This post is from the 30-day reflective writing series I made for Academic Writing Month (November 2018). For background on the series and links to all the videos, visit this page. To turn on subtitles: On a computer, hover at the bottom of the video window to make the row of icons appear; click on the “settings” icon (which looks like a cog), and select “Subtitles.” On a phone, the “subtitles” icon is in the bottom right corner of the screen.
DAY 20 CONTENT SUMMARY:
Go gently with this question — it may be the hardest one in our exercise, and while I don’t like to talk about feelings too much, this one can truly be emotionally wrenching!
In previous questions, we’ve touched on how, over the course of a writing project, we gain greater clarity on what our projects are about and how to communicate this to readers. Inherent in this process of emergence is death: we inevitably end up generating a lot of pieces during the writing process that don’t end up fitting with our manuscripts as our vision for them clarifies.
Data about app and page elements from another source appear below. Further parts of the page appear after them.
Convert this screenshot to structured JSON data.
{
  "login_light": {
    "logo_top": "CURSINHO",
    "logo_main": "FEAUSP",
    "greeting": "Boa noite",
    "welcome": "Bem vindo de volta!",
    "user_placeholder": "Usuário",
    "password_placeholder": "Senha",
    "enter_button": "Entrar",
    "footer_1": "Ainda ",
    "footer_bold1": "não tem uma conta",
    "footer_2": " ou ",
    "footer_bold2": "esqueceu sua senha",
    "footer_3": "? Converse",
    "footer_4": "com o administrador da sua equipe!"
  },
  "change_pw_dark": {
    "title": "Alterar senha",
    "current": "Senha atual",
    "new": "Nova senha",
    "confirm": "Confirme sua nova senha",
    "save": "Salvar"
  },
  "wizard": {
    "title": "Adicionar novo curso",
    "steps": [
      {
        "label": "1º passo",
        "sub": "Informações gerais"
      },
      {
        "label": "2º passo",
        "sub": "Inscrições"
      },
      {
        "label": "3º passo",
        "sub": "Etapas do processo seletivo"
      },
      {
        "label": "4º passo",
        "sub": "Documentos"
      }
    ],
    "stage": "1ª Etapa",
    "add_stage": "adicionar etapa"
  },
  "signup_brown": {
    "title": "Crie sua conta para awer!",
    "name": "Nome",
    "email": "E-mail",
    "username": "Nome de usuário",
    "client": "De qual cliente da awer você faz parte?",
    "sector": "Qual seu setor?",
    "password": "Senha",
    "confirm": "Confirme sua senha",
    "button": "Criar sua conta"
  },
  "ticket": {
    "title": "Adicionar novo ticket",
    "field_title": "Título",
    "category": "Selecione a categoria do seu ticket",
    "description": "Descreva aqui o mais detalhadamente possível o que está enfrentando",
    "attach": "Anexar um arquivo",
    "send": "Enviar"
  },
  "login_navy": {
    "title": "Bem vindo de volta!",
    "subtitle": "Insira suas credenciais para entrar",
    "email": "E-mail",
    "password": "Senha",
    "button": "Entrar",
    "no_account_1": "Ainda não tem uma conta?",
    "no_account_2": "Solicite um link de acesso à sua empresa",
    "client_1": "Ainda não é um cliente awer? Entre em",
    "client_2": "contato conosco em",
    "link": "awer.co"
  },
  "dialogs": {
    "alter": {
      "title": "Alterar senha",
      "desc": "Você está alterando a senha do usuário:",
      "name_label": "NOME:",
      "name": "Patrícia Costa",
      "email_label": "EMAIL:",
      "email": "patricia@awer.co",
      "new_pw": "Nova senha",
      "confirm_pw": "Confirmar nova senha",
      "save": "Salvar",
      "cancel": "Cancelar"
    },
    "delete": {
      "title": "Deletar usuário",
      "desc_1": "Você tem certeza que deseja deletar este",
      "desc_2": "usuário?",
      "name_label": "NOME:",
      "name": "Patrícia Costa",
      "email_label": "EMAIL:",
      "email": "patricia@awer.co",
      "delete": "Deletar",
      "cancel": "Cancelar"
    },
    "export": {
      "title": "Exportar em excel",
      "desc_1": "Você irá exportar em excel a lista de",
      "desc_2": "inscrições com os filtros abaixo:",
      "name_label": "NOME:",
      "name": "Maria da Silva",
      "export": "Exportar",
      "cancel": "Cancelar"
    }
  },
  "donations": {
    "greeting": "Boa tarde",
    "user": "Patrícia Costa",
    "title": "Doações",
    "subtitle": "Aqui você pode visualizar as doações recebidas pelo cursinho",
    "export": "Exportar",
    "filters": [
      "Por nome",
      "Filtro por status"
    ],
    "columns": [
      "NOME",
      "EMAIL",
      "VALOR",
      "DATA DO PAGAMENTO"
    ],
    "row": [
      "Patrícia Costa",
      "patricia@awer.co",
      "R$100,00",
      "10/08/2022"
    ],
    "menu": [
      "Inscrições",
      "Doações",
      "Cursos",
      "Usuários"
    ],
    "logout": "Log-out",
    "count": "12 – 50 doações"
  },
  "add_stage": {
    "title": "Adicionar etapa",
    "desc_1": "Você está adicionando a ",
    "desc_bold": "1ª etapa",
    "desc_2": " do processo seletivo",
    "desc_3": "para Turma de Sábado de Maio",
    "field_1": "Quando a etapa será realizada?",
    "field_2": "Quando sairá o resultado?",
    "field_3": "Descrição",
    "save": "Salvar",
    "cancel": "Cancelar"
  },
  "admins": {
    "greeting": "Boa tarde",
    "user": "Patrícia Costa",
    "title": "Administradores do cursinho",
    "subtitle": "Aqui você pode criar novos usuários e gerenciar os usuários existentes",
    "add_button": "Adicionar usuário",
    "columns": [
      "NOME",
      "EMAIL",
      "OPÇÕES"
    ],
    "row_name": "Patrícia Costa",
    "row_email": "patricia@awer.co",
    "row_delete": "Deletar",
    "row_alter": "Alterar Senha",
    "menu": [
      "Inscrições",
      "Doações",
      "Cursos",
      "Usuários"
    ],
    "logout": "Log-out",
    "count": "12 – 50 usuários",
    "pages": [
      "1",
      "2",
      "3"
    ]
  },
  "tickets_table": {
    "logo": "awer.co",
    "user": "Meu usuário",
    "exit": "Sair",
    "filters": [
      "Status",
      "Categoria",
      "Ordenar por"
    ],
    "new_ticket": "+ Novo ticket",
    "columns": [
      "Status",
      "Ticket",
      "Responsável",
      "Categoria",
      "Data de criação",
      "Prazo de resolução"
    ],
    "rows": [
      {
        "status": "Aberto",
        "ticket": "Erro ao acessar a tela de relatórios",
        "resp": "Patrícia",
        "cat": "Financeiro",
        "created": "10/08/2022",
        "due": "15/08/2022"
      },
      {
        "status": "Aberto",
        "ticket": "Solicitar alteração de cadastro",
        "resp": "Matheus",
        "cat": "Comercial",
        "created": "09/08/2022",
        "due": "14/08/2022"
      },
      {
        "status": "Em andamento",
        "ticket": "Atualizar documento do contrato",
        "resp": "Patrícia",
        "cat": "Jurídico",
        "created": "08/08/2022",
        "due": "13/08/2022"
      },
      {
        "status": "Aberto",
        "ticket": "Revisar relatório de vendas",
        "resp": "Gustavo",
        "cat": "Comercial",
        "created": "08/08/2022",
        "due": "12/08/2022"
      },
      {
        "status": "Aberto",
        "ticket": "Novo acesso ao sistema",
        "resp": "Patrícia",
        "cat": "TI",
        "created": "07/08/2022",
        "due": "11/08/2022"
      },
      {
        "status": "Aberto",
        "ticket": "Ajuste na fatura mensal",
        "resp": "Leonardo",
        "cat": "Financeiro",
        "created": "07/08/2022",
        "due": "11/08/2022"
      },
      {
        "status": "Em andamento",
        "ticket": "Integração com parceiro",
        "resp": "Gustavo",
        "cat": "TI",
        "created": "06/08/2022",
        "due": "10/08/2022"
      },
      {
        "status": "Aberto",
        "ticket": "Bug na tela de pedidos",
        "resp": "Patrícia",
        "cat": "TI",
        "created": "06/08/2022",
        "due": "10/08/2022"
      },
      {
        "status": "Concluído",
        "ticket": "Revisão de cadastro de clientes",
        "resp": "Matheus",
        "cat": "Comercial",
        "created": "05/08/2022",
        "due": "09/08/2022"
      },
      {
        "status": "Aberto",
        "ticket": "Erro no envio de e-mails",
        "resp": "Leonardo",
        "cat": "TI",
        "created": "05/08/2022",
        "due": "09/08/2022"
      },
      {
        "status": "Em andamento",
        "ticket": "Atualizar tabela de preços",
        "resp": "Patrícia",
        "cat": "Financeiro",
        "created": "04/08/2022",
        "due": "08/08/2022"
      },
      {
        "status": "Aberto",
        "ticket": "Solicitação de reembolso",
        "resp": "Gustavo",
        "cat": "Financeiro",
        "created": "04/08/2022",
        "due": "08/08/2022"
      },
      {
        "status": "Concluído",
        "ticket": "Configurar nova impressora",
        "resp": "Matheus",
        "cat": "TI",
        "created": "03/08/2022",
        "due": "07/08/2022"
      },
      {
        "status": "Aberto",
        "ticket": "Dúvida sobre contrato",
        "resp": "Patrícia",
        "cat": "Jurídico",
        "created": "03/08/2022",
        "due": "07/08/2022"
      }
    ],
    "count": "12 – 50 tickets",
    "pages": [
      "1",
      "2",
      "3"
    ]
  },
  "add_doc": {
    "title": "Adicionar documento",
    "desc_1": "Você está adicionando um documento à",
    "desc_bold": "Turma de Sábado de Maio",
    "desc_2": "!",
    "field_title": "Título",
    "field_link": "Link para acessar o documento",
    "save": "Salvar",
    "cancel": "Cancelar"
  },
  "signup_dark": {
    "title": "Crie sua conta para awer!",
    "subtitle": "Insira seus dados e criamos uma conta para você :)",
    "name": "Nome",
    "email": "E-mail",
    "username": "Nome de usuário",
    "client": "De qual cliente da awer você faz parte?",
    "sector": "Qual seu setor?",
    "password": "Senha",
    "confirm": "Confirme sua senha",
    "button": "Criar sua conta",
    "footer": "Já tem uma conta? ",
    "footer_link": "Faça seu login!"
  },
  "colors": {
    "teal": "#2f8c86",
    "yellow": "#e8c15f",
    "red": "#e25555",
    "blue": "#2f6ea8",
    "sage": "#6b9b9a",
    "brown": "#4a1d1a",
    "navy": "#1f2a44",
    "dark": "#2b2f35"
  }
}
These pieces must pass away, and we are the only ones who can put them to rest.
It can be hard to let go of these pieces even if our highest, most rational self knows they need to go. It often helps to have some designated space where we can keep them in “storage” away from our project materials. We can always return to them later. Today, what can you do to physically, intellectually, and/or emotionally release something from your project whose time has come?